A bipartisan group of U.S. lawmakers is due to be briefed on July 2 by senior intelligence officials following reports alleging Russia paid the Taliban bounties to kill U.S. troops in Afghanistan.
The briefing comes amid mounting calls for new sanctions against Russia and as the president and administration officials step up their defense of the administration’s response to the matter.
The intelligence officials who will speak with the lawmakers in a classified briefing on Capitol Hill include CIA Director Gina Haspel and Director of National Intelligence John Ratcliffe.
U.S. President Donald Trump on July 1 reiterated that he was not told about the reported Russian effort to get the Taliban to kill U.S. soldiers because many U.S. intelligence officials doubted it was true.
"We never heard about it because intelligence never found it to be of that level," he told Fox Business Network. "The intelligence people…many of them didn't believe it happened at all."
Senate Majority Leader Mitch McConnell (Republican-Kentucky), who is among the lawmakers to be briefed on July 2, said he didn’t think Trump should be “subjected to every rumor.”
Democrats, however, have been upping the pressure on Trump over the report, which first appeared last week in The New York Times based on multiple unidentified sources with knowledge of the matter. They have questioned how the president could not have known about the intelligence and why he has not issued a stronger response.

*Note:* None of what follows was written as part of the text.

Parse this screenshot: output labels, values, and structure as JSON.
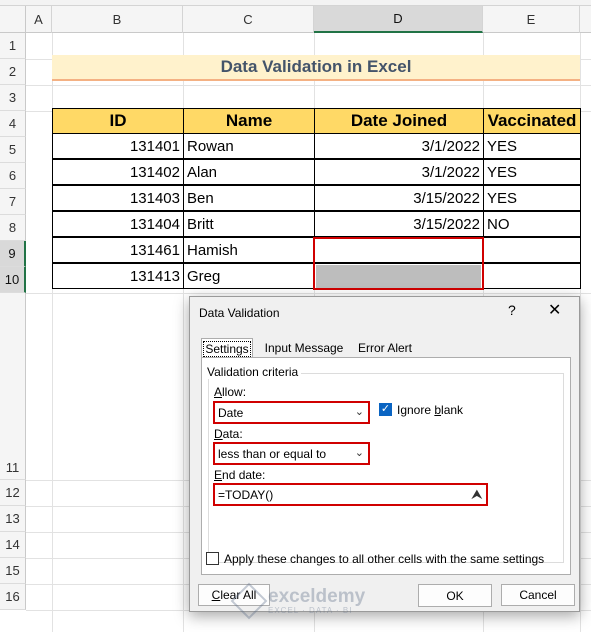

Lawmakers from both parties have demanded more information about the alleged bounty scheme and whether any bounties were paid for the death of U.S. troops. Many, including House Speaker Nancy Pelosi (Democrat-California), have called for sanctions against Russia, if the allegations are true.
"We must institute sanctions against Russia and we must do it right away," she said on MSNBC on July 1.
Senator Chuck Grassley (Republican-Iowa), speaking on the Senate floor, said the matter “demands a strong response, and I don’t mean a diplomatic response,” if the reports are true.
'We Took This Seriously'
White House national security adviser Robert O'Brien told reporters that if the allegations are verified, “I can guarantee you the president will take strong action." He added that Washington may never know the truth of the matter because of leaks to the media.
O'Brien provided a few specifics, saying Trump was not verbally briefed by his CIA briefer, and he defended that decision as "the right call." The briefer, a senior career civil servant, "didn't have confidence in the intelligence," O'Brien said.
Secretary of State Mike Pompeo said the situation was handled “incredibly well” to ensure the safety of U.S. troops.
“We took this seriously, we handled it appropriately,” Pompeo said at a briefing. He said the administration receives intelligence about threats to Americans every day and each is addressed.
Pompeo added that Russian activity in Afghanistan is nothing new and when there is credible information suggesting Russians are putting American lives at risk, the United States responds "in a way that is serious."
Russia and the Taliban have denied the existence of any offer of bounties to kill U.S. troops.
But according to The New York Times and other media outlets unidentified U.S. and European government sources familiar with intelligence reporting say bounties were offered.
They said that in recent weeks the United States had acquired fresh information backing up the allegations that Russia had encouraged Taliban-affiliated militants to kill U.S. and allied soldiers in Afghanistan, according to the news reports.
At least two sources have said the U.S. intelligence community is confident Russia encouraged the Taliban to kill U.S. troops in Afghanistan but there was internal debate over whether Moscow had actually paid bounties.
Another person familiar with the matter said the CIA was sufficiently confident of the intelligence to include it in May in its daily publication, and its inclusion there undermines the administration’s claim that it was not verified, the source said.
A withdrawal of U.S. troops from Afghanistan is a top agenda item for the president, who is up for reelection in November. The United States and the Taliban signed an agreement in February intended to pave the way for peace talks between the militant group and the U.S.-backed government in Kabul and bring an end to the long-running conflict.